(RxWiki News) Early interventions for autism spectrum disorders (ASD) can be helpful for children. Some programs train parents as a way to help children.
Recent research trained parents in specific play skills – focusing on teaching mothers to have high quality interactions during play.
For children who had severe language delays, the intervention improved their language skills one year later.
"Ask your psychiatrist about activities for your child."
The study, led by Michael Siller, PhD, Assistant Professor of Psychology at Hunter College in New York, enrolled 70 children who were under the age of 6 with their mothers.
Some mother-child pairs were randomly assigned to receive the Family Playtime Intervention (FPI) specialized intervention. The mothers not assigned to the intervention received three sessions of educational information about autism and interactive play.
FPI uses 12 in-home sessions to build skills in both mother and child. Each session lasted about 90 minutes, and followed a manual designed to build skills over each session.

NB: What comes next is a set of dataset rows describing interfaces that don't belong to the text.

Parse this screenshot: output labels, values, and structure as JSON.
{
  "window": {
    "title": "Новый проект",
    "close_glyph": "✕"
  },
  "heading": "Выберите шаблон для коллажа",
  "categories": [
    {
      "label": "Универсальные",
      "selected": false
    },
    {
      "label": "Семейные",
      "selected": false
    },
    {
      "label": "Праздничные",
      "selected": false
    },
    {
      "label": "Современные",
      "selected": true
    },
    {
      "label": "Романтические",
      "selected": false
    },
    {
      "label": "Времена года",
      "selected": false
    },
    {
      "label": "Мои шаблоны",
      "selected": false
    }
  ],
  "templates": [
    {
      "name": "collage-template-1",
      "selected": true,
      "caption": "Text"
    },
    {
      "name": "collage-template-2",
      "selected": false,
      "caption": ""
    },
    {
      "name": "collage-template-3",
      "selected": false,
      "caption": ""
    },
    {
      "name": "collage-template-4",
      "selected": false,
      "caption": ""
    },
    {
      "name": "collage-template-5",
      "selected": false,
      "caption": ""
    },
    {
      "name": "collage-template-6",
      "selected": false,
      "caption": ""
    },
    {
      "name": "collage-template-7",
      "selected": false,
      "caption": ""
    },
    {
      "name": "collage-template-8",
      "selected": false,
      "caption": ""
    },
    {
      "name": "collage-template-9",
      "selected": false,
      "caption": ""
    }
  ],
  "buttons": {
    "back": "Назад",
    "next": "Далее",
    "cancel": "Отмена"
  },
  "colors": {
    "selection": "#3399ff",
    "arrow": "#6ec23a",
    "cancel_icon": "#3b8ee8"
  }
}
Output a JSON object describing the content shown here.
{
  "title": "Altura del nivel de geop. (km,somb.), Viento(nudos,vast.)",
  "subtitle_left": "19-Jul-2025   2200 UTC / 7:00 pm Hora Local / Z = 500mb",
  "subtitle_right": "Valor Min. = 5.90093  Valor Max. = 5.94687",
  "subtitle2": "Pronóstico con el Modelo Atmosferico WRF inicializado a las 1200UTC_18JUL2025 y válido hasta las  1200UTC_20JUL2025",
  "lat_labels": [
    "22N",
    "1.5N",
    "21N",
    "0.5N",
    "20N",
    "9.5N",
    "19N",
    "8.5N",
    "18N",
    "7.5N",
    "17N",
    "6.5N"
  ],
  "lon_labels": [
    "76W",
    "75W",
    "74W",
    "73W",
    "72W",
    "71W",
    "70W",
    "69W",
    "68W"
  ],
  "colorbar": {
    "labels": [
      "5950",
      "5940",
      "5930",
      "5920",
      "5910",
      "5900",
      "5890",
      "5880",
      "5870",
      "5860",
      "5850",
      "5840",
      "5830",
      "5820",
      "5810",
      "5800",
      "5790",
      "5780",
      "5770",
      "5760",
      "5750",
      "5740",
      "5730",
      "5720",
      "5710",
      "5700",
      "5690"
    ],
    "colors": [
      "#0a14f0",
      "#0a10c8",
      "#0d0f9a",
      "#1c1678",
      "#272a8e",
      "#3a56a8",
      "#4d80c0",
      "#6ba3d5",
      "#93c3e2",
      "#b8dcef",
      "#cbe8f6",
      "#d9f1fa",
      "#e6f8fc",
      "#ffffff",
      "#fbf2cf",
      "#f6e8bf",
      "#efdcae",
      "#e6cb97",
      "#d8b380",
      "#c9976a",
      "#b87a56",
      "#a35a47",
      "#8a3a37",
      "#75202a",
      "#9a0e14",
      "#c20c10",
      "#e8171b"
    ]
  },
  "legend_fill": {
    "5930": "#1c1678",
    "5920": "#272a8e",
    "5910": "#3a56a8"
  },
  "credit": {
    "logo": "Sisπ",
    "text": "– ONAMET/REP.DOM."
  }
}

FPI starts with information to help the mother understand how the child thinks and plays. It then works with the mother create play goals for the child.

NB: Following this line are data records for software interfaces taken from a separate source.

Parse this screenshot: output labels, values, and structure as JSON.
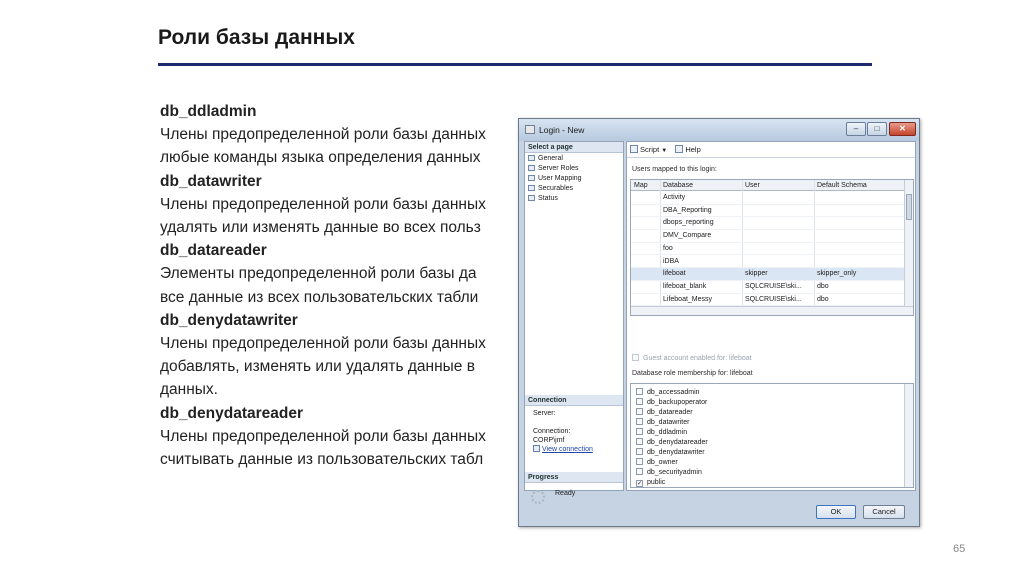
{
  "slide": {
    "title": "Роли базы данных",
    "page_number": "65",
    "lines": [
      {
        "text": "db_ddladmin",
        "bold": true
      },
      {
        "text": "Члены предопределенной роли базы данных",
        "bold": false
      },
      {
        "text": "любые команды языка определения данных",
        "bold": false
      },
      {
        "text": "db_datawriter",
        "bold": true
      },
      {
        "text": "Члены предопределенной роли базы данных",
        "bold": false
      },
      {
        "text": "удалять или изменять данные во всех польз",
        "bold": false
      },
      {
        "text": "db_datareader",
        "bold": true
      },
      {
        "text": "Элементы предопределенной роли базы да",
        "bold": false
      },
      {
        "text": "все данные из всех пользовательских табли",
        "bold": false
      },
      {
        "text": "db_denydatawriter",
        "bold": true
      },
      {
        "text": "Члены предопределенной роли базы данных",
        "bold": false
      },
      {
        "text": "добавлять, изменять или удалять данные в",
        "bold": false
      },
      {
        "text": "данных.",
        "bold": false
      },
      {
        "text": "db_denydatareader",
        "bold": true
      },
      {
        "text": "Члены предопределенной роли базы данных",
        "bold": false
      },
      {
        "text": "считывать данные из пользовательских табл",
        "bold": false
      }
    ]
  },
  "dialog": {
    "title": "Login - New",
    "select_page_label": "Select a page",
    "pages": [
      "General",
      "Server Roles",
      "User Mapping",
      "Securables",
      "Status"
    ],
    "toolbar": {
      "script": "Script",
      "help": "Help"
    },
    "users_mapped_label": "Users mapped to this login:",
    "columns": {
      "map": "Map",
      "database": "Database",
      "user": "User",
      "schema": "Default Schema"
    },
    "rows": [
      {
        "checked": false,
        "database": "Activity",
        "user": "",
        "schema": ""
      },
      {
        "checked": false,
        "database": "DBA_Reporting",
        "user": "",
        "schema": ""
      },
      {
        "checked": false,
        "database": "dbops_reporting",
        "user": "",
        "schema": ""
      },
      {
        "checked": false,
        "database": "DMV_Compare",
        "user": "",
        "schema": ""
      },
      {
        "checked": false,
        "database": "foo",
        "user": "",
        "schema": ""
      },
      {
        "checked": false,
        "database": "iDBA",
        "user": "",
        "schema": ""
      },
      {
        "checked": true,
        "database": "lifeboat",
        "user": "skipper",
        "schema": "skipper_only",
        "selected": true
      },
      {
        "checked": true,
        "database": "lifeboat_blank",
        "user": "SQLCRUISE\\ski...",
        "schema": "dbo"
      },
      {
        "checked": true,
        "database": "Lifeboat_Messy",
        "user": "SQLCRUISE\\ski...",
        "schema": "dbo"
      }
    ],
    "guest_label": "Guest account enabled for: lifeboat",
    "role_membership_label": "Database role membership for: lifeboat",
    "roles": [
      {
        "name": "db_accessadmin",
        "checked": false
      },
      {
        "name": "db_backupoperator",
        "checked": false
      },
      {
        "name": "db_datareader",
        "checked": false
      },
      {
        "name": "db_datawriter",
        "checked": false
      },
      {
        "name": "db_ddladmin",
        "checked": false
      },
      {
        "name": "db_denydatareader",
        "checked": false
      },
      {
        "name": "db_denydatawriter",
        "checked": false
      },
      {
        "name": "db_owner",
        "checked": false
      },
      {
        "name": "db_securityadmin",
        "checked": false
      },
      {
        "name": "public",
        "checked": true
      }
    ],
    "connection": {
      "heading": "Connection",
      "server_label": "Server:",
      "connection_label": "Connection:",
      "connection_value": "CORP\\jmf",
      "view_link": "View connection"
    },
    "progress": {
      "heading": "Progress",
      "status": "Ready"
    },
    "buttons": {
      "ok": "OK",
      "cancel": "Cancel"
    },
    "window_controls": {
      "minimize": "–",
      "maximize": "□",
      "close": "✕"
    },
    "scroll_glyphs": {
      "up": "▲",
      "down": "▼",
      "left": "◀",
      "right": "▶"
    },
    "check_glyph": "✓",
    "dropdown_glyph": "▼"
  }
}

The program continues with exercises about rules of engagement (who gets to choose toys, who decides how to play with them) and skill building to reach goals of play that were set earlier in the program.

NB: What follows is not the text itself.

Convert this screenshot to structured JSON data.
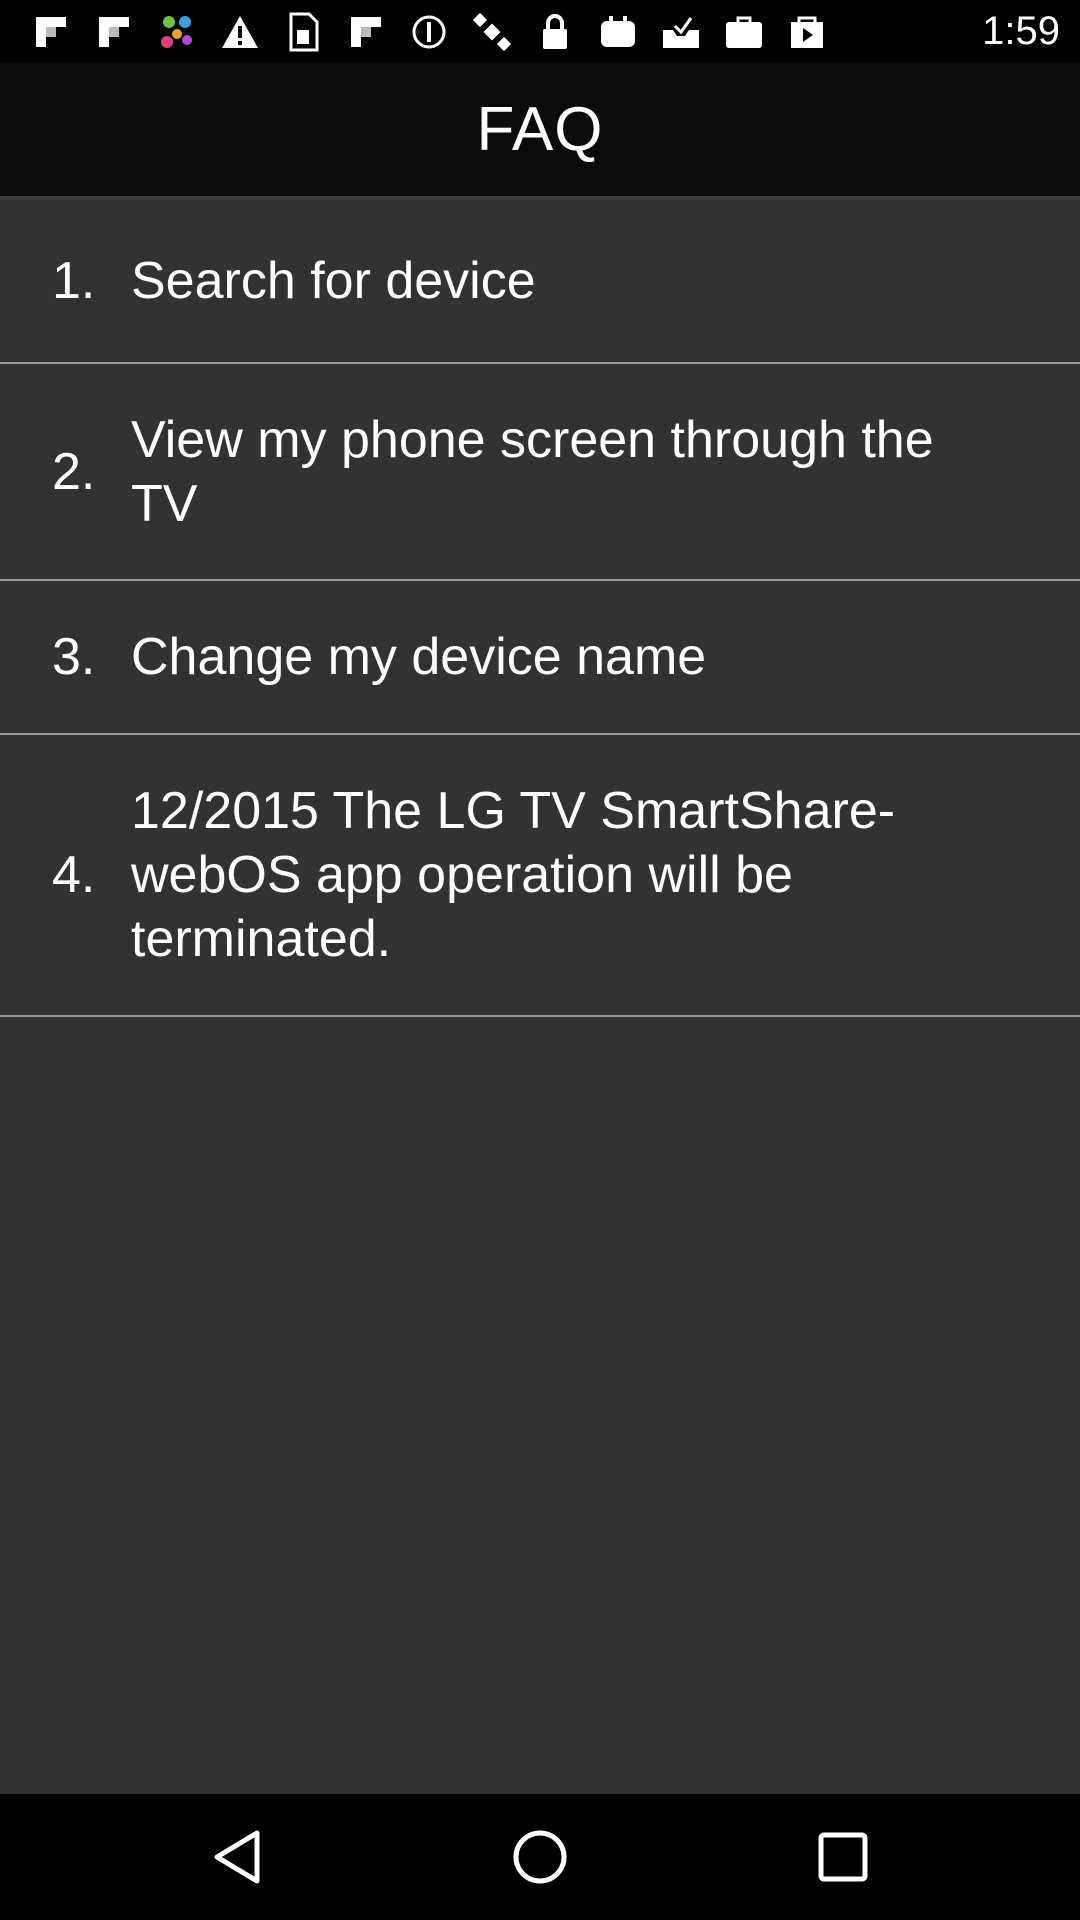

All steps of FPI were designed to help a mother interact with her child in a more balanced way and to increase coordination between them during play.
All mother-child pairs in the study were assessed at the start of the study, just after the program ended, and one year later. The child’s language development was tested using standard measures. Video recordings were used to rate the quality of mother-child interactions during play.
Children whose language skills were more severely delayed showed improved language skills when their mother received FPI. Children whose language skills were similar to that of a one-year-old at the start of the study showed a gain in language development equal to about a three month gain.
The authors noted that the language gains were significant, but was not be big enough to make them catch up to non-ASD peers.
FPI also increased parental responsive behaviors by the end of the program. When scoring the videos, mothers who had FPI initiated more verbal interactions during play and responded more often to verbal and non-verbal cues of the child.
The authors wrote, “The current study did not provide any evidence to suggest that children’s long-term language gains can be attributed to short-term gains in responsive parental communication.”
The intervention changed parent behaviors and language skills for some of the people in the study, but more research is needed to understand who will best benefit from this type of intervention.
This study was published July 24 in the Journal of Autism and Developmental Disorders. The study was funded by grants from the National Institute of Child Health and Human Development, the M.I.N.D. Institute Research Program, and PSC-CUNY.
Conflict of interest information was not reported.